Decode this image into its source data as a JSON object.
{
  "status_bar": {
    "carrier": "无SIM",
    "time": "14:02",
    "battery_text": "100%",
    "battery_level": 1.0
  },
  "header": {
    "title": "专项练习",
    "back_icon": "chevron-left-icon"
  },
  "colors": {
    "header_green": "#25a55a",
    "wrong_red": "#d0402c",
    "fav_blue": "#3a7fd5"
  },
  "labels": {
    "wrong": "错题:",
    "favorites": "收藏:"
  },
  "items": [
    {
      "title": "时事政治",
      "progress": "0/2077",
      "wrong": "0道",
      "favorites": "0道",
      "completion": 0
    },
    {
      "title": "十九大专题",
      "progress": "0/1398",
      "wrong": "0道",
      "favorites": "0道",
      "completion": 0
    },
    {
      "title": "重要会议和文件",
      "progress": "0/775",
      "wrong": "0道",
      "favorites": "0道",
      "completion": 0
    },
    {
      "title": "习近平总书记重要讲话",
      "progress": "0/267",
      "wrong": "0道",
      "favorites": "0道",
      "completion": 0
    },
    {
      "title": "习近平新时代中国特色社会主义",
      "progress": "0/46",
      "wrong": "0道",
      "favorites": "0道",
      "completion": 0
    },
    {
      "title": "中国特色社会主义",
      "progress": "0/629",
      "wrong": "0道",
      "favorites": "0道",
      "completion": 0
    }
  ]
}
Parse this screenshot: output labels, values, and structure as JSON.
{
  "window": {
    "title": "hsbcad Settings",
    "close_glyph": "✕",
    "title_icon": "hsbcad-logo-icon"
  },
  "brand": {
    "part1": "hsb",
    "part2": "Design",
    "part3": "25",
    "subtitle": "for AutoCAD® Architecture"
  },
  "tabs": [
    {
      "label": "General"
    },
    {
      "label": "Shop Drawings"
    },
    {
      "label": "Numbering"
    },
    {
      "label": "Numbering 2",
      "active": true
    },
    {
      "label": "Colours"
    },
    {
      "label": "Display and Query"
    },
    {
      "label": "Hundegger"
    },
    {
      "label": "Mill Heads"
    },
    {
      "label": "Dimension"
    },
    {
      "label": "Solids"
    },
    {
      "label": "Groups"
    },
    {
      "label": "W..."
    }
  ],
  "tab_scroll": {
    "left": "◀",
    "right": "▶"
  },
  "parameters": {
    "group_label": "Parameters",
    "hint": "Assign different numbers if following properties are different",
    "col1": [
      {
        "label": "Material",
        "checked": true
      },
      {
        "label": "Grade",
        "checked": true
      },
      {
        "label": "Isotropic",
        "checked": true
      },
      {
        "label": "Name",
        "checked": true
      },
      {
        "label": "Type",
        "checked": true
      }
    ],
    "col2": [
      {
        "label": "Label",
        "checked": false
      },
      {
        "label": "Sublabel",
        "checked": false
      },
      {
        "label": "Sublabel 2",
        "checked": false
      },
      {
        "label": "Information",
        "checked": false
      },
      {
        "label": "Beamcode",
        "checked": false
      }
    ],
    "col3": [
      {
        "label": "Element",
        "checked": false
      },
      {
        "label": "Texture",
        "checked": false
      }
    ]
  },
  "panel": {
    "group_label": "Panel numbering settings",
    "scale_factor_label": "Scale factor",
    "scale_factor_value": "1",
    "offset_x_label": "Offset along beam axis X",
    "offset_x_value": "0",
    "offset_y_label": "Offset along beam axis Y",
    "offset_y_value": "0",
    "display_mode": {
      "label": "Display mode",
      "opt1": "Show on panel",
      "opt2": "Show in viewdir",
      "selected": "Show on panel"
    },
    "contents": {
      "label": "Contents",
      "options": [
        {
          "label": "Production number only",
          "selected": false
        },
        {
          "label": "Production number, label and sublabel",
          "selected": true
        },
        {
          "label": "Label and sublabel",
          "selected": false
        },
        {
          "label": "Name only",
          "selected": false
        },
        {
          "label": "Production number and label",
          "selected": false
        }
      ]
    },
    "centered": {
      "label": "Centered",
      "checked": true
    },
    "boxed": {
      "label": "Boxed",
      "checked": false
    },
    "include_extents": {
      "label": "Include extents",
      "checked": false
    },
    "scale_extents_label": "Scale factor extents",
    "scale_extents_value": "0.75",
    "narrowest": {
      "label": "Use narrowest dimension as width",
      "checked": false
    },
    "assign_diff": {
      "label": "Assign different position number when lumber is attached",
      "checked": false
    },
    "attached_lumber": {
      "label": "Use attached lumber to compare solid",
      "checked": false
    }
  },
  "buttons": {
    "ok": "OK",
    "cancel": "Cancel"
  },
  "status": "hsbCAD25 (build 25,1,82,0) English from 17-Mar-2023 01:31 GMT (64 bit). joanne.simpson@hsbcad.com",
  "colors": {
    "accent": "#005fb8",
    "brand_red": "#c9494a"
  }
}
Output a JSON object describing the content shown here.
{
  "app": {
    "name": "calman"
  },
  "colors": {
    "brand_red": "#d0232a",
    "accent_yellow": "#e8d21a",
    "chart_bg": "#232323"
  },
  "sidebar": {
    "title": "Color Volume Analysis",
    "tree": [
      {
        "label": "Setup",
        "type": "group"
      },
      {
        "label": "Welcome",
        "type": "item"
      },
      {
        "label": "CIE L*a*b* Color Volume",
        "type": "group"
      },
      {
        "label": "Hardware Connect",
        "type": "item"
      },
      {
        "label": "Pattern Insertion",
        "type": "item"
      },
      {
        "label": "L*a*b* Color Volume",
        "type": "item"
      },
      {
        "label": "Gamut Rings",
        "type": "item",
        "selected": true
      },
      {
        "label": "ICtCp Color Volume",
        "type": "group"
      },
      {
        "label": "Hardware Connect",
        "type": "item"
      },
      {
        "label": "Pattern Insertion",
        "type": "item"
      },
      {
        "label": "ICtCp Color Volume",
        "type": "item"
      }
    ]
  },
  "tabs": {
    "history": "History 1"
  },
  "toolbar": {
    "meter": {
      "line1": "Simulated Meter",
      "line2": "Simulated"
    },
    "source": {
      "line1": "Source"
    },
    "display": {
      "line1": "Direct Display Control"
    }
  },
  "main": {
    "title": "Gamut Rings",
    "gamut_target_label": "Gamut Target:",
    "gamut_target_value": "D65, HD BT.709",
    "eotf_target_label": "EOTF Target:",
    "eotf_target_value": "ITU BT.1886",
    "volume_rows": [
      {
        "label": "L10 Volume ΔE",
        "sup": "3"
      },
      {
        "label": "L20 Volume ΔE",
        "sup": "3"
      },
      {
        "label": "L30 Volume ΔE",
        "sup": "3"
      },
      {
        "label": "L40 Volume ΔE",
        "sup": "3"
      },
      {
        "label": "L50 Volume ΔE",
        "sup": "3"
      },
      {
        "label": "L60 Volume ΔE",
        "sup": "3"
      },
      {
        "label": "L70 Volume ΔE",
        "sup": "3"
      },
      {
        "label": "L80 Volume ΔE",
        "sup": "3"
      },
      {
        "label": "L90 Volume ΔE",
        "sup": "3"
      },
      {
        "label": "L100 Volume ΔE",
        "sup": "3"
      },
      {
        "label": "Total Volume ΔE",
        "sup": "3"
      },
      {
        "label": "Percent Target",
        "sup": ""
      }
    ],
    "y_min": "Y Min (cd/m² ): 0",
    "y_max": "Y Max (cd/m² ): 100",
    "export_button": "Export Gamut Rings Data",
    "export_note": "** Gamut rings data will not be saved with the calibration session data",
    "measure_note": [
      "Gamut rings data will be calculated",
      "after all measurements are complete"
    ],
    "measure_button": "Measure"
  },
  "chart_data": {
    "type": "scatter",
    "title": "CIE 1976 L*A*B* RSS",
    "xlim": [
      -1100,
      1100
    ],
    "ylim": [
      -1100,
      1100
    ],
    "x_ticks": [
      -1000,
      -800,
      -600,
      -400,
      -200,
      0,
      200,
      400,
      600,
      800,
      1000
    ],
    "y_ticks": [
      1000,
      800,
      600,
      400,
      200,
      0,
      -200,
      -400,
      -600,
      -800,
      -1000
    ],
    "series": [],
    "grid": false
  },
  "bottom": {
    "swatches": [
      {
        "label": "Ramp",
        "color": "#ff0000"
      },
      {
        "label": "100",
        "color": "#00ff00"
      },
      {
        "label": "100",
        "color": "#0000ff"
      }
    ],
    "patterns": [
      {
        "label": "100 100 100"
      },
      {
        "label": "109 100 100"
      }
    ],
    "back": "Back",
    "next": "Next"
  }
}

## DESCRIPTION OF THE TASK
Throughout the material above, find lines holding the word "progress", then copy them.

## RESULT OF THE TASK
      "progress": "0/2077",
      "progress": "0/1398",
      "progress": "0/775",
      "progress": "0/267",
      "progress": "0/46",
      "progress": "0/629",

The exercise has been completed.